(Material shown begins)
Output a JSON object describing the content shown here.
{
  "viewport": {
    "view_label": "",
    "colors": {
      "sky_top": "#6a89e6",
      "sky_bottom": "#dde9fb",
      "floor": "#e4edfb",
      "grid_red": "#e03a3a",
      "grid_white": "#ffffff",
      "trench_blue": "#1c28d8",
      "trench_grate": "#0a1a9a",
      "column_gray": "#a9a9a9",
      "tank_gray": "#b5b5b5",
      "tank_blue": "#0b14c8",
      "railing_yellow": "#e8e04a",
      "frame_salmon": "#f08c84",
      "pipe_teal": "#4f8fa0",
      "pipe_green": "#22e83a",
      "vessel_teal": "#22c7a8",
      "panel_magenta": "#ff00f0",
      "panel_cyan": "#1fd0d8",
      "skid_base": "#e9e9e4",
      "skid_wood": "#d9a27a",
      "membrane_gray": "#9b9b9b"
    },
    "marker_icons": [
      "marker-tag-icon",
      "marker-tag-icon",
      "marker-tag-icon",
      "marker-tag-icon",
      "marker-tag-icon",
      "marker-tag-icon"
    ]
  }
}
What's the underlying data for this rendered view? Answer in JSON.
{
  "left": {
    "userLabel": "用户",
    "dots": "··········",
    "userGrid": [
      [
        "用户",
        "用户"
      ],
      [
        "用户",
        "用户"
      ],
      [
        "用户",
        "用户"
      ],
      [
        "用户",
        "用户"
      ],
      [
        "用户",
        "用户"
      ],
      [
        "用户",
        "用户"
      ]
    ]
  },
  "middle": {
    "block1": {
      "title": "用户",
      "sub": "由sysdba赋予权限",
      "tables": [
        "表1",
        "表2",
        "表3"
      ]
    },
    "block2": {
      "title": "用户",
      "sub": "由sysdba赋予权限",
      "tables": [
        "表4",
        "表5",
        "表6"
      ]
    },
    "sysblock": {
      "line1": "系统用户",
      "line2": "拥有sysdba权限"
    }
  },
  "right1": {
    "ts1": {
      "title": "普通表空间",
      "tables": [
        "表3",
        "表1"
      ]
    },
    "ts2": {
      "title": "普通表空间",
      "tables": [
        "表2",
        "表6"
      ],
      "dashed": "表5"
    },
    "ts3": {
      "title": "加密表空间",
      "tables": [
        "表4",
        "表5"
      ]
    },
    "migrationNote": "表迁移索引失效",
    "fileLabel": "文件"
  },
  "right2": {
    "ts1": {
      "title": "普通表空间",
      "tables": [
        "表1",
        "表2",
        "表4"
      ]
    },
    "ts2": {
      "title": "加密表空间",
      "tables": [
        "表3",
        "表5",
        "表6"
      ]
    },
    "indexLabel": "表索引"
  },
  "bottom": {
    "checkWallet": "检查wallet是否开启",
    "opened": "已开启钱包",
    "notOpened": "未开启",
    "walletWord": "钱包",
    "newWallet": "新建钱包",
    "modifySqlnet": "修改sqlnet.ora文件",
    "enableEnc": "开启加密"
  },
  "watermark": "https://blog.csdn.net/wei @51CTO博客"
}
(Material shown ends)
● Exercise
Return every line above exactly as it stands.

● Exercise response
Output a JSON object describing the content shown here.
{
  "viewport": {
    "view_label": "",
    "colors": {
      "sky_top": "#6a89e6",
      "sky_bottom": "#dde9fb",
      "floor": "#e4edfb",
      "grid_red": "#e03a3a",
      "grid_white": "#ffffff",
      "trench_blue": "#1c28d8",
      "trench_grate": "#0a1a9a",
      "column_gray": "#a9a9a9",
      "tank_gray": "#b5b5b5",
      "tank_blue": "#0b14c8",
      "railing_yellow": "#e8e04a",
      "frame_salmon": "#f08c84",
      "pipe_teal": "#4f8fa0",
      "pipe_green": "#22e83a",
      "vessel_teal": "#22c7a8",
      "panel_magenta": "#ff00f0",
      "panel_cyan": "#1fd0d8",
      "skid_base": "#e9e9e4",
      "skid_wood": "#d9a27a",
      "membrane_gray": "#9b9b9b"
    },
    "marker_icons": [
      "marker-tag-icon",
      "marker-tag-icon",
      "marker-tag-icon",
      "marker-tag-icon",
      "marker-tag-icon",
      "marker-tag-icon"
    ]
  }
}
What's the underlying data for this rendered view? Answer in JSON.
{
  "left": {
    "userLabel": "用户",
    "dots": "··········",
    "userGrid": [
      [
        "用户",
        "用户"
      ],
      [
        "用户",
        "用户"
      ],
      [
        "用户",
        "用户"
      ],
      [
        "用户",
        "用户"
      ],
      [
        "用户",
        "用户"
      ],
      [
        "用户",
        "用户"
      ]
    ]
  },
  "middle": {
    "block1": {
      "title": "用户",
      "sub": "由sysdba赋予权限",
      "tables": [
        "表1",
        "表2",
        "表3"
      ]
    },
    "block2": {
      "title": "用户",
      "sub": "由sysdba赋予权限",
      "tables": [
        "表4",
        "表5",
        "表6"
      ]
    },
    "sysblock": {
      "line1": "系统用户",
      "line2": "拥有sysdba权限"
    }
  },
  "right1": {
    "ts1": {
      "title": "普通表空间",
      "tables": [
        "表3",
        "表1"
      ]
    },
    "ts2": {
      "title": "普通表空间",
      "tables": [
        "表2",
        "表6"
      ],
      "dashed": "表5"
    },
    "ts3": {
      "title": "加密表空间",
      "tables": [
        "表4",
        "表5"
      ]
    },
    "migrationNote": "表迁移索引失效",
    "fileLabel": "文件"
  },
  "right2": {
    "ts1": {
      "title": "普通表空间",
      "tables": [
        "表1",
        "表2",
        "表4"
      ]
    },
    "ts2": {
      "title": "加密表空间",
      "tables": [
        "表3",
        "表5",
        "表6"
      ]
    },
    "indexLabel": "表索引"
  },
  "bottom": {
    "checkWallet": "检查wallet是否开启",
    "opened": "已开启钱包",
    "notOpened": "未开启",
    "walletWord": "钱包",
    "newWallet": "新建钱包",
    "modifySqlnet": "修改sqlnet.ora文件",
    "enableEnc": "开启加密"
  },
  "watermark": "https://blog.csdn.net/wei @51CTO博客"
}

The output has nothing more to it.